People have been exploring the unparalleled scenery and bountiful wildlife of this corner of northwest Wyoming for millennia. Native people began visiting the region over 11,000 years ago, valuing this ecosystem for its natural resources and as a site of spiritual importance.
Europeans began to explore the area approximately 200 years ago. Most famously, in 1871, the Ferdinand V. Hayden Expedition arrived with a mission to document the wonders of Yellowstone. Photographer William Henry Jackson and painter Thomas Moran returned from the expedition with images that helped convince the U.S. Congress to establish Yellowstone as the world’s first national park in 1872. Other parks along the Rockies soon followed, including Glacier National Park in 1910 and Grand Teton National Park in 1929.
Paintings and sculptures of these iconic parks and the wildlife thriving within their borders are presented here.
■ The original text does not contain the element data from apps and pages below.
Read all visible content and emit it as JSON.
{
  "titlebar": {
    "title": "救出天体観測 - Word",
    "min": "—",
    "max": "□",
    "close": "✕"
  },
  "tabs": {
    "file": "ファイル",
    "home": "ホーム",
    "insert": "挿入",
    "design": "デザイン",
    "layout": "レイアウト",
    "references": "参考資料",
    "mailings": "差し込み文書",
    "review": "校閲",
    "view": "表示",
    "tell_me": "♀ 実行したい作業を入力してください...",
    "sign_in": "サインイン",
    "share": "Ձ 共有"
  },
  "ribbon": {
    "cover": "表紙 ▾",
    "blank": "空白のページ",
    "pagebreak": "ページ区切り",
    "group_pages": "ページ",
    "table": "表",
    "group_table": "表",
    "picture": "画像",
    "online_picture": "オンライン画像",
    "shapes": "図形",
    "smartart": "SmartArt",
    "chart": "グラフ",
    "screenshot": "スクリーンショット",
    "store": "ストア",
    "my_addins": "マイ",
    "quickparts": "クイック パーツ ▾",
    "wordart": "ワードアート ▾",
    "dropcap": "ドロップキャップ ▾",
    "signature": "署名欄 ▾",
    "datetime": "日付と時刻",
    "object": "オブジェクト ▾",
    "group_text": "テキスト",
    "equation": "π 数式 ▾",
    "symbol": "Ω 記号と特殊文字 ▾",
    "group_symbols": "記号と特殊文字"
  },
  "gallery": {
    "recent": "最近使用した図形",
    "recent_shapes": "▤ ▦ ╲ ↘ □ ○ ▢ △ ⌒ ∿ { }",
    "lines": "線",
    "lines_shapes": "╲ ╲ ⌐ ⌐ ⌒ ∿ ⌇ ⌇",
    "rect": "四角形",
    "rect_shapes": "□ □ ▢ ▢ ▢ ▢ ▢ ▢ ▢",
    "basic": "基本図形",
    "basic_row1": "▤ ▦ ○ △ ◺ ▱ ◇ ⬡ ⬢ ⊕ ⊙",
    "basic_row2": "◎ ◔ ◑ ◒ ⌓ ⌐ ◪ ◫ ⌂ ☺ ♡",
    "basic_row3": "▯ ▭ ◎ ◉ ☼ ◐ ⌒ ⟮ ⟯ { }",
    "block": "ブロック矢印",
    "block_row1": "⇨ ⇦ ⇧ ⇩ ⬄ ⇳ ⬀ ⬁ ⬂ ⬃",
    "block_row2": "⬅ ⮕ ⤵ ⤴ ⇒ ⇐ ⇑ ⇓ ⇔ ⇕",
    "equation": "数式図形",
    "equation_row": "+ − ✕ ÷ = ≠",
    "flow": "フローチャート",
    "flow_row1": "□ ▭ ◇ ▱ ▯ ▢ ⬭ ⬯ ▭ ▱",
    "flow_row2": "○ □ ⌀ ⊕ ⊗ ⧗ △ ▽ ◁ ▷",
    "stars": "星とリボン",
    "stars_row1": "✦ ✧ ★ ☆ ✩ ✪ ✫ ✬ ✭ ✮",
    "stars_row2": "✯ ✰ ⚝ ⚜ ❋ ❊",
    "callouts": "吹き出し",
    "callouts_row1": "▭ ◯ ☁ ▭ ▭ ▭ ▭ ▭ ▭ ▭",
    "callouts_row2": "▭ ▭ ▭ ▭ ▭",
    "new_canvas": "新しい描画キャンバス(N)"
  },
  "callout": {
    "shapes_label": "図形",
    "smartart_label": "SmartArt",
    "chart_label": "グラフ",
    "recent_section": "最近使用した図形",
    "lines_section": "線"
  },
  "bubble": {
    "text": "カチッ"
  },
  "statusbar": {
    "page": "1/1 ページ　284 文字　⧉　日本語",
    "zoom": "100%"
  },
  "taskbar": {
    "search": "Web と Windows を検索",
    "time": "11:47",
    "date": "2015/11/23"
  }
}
This region remains a haven for artists and sight-seers drawn to its intact ecosystems, dramatic scenery, and plentiful wildlife.
Transformations: Wildlife in Inuit Art and CultureThrough May 5, 2024
Through cultural stories, Transformations seeks to explore Inuit history, values, and beliefs. The exhibit is comprised of works from the permanent collection and items on loan from private collections. The hope, as it is with all exhibits, is that visitors take away a deeper appreciation of the artwork and perhaps are introduced to something that they did not know before. Most importantly, we want to bring attention to the fact that today Inuit artists are producing powerful artworks that reference histories and that, at the same time, confront contemporary issues such as conservation and environmental concerns.See the Exhibit
Benjamin Mkapa African Wildlife Photography AwardsThrough April 21, 2024
Bringing Africa to the World, and the World to Africa. What separates the Mkapa Photo Awards from other photo competitions is their core commitment to conservation through categories that are specific to topics of concern in modern Africa.See the Exhibit